● Assignment: A copy is needed of each line in the records that has the word "month".

═════ Material for the task

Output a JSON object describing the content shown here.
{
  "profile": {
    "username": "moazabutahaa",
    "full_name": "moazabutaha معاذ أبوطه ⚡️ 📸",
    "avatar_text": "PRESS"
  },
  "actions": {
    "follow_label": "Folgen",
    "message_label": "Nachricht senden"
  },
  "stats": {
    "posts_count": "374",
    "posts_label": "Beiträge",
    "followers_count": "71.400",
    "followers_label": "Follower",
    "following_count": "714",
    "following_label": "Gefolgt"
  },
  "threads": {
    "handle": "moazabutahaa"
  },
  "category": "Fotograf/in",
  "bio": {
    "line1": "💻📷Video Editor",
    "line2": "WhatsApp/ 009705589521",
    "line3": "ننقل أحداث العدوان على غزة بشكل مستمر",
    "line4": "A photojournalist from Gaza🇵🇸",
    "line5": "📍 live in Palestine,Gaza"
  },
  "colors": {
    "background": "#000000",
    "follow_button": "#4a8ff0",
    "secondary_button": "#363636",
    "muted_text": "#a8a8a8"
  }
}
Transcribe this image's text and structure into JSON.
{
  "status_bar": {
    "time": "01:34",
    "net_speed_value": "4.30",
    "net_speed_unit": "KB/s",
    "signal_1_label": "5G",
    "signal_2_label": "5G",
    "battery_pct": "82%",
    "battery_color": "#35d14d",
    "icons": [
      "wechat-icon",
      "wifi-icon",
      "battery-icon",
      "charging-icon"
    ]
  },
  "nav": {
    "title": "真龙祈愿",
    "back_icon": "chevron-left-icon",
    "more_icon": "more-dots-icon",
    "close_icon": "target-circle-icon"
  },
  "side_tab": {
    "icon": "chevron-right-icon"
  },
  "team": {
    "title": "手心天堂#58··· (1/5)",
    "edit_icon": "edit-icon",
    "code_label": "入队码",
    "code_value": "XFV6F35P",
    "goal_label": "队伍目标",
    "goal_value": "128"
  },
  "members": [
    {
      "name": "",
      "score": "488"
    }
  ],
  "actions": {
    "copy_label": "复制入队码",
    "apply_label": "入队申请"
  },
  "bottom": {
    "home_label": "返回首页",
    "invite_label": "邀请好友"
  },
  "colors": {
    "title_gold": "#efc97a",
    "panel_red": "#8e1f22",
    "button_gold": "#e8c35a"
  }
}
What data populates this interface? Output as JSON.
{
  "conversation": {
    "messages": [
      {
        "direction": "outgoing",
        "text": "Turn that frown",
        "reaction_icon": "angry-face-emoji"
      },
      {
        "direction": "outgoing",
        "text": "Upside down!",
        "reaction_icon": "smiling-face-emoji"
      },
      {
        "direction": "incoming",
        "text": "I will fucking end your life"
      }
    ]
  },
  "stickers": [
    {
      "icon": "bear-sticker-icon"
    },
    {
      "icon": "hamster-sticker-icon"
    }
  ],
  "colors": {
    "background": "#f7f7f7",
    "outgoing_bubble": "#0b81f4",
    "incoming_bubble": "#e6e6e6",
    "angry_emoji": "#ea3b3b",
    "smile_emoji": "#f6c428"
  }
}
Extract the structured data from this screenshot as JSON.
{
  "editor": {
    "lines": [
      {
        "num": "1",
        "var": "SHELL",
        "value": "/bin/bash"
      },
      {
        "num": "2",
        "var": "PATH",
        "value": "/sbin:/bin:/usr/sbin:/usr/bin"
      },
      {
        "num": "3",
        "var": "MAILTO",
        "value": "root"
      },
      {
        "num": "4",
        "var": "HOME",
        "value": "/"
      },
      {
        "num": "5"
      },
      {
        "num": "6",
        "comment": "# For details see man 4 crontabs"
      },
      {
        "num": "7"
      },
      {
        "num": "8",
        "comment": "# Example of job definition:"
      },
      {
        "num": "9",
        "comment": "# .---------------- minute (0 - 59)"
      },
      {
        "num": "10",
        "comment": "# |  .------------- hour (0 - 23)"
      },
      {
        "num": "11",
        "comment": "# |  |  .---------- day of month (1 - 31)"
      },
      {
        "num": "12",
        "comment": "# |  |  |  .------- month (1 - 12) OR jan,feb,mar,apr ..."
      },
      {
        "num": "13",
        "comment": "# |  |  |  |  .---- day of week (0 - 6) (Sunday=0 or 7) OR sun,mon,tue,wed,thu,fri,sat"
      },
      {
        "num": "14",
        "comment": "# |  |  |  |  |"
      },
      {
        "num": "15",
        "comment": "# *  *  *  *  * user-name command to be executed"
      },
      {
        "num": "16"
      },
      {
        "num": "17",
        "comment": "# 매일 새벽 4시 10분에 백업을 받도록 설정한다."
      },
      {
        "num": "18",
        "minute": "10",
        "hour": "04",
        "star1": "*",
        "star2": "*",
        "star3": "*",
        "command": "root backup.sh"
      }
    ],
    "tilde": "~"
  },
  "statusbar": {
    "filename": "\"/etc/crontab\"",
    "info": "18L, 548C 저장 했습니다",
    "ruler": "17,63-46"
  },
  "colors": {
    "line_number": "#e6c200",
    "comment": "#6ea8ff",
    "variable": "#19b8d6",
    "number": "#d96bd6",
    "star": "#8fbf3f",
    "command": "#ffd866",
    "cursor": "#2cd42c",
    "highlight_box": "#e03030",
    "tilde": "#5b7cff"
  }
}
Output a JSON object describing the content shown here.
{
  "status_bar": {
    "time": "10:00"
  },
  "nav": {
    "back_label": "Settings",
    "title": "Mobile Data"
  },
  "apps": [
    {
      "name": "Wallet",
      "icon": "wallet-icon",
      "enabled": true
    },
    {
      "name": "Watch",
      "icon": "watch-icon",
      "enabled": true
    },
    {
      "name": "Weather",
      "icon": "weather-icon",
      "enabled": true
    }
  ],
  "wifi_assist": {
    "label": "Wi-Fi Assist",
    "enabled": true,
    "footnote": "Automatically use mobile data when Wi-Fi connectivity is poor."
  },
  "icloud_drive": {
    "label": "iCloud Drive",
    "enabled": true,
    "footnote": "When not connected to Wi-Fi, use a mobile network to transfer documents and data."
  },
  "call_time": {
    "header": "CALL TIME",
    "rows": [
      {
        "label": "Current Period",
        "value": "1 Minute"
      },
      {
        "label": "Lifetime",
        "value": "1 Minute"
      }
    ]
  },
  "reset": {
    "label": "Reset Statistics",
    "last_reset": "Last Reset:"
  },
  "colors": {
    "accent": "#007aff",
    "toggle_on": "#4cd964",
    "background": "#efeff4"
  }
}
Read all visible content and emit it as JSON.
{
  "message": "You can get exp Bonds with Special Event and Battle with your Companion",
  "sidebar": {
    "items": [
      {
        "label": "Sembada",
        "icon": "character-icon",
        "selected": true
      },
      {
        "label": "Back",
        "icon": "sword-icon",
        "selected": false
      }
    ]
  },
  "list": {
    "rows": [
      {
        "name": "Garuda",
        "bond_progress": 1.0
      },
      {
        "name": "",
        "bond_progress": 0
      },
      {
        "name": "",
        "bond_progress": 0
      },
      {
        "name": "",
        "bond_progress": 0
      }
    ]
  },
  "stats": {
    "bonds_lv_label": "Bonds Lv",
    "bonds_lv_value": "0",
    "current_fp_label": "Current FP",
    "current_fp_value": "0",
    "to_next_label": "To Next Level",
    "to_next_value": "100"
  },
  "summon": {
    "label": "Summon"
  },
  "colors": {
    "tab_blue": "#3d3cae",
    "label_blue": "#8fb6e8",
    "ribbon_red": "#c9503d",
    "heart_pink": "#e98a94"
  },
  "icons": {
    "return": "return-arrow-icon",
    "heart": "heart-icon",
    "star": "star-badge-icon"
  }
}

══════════

● Answer space:
        "comment": "# |  |  .---------- day of month (1 - 31)"
        "comment": "# |  |  |  .------- month (1 - 12) OR jan,feb,mar,apr ..."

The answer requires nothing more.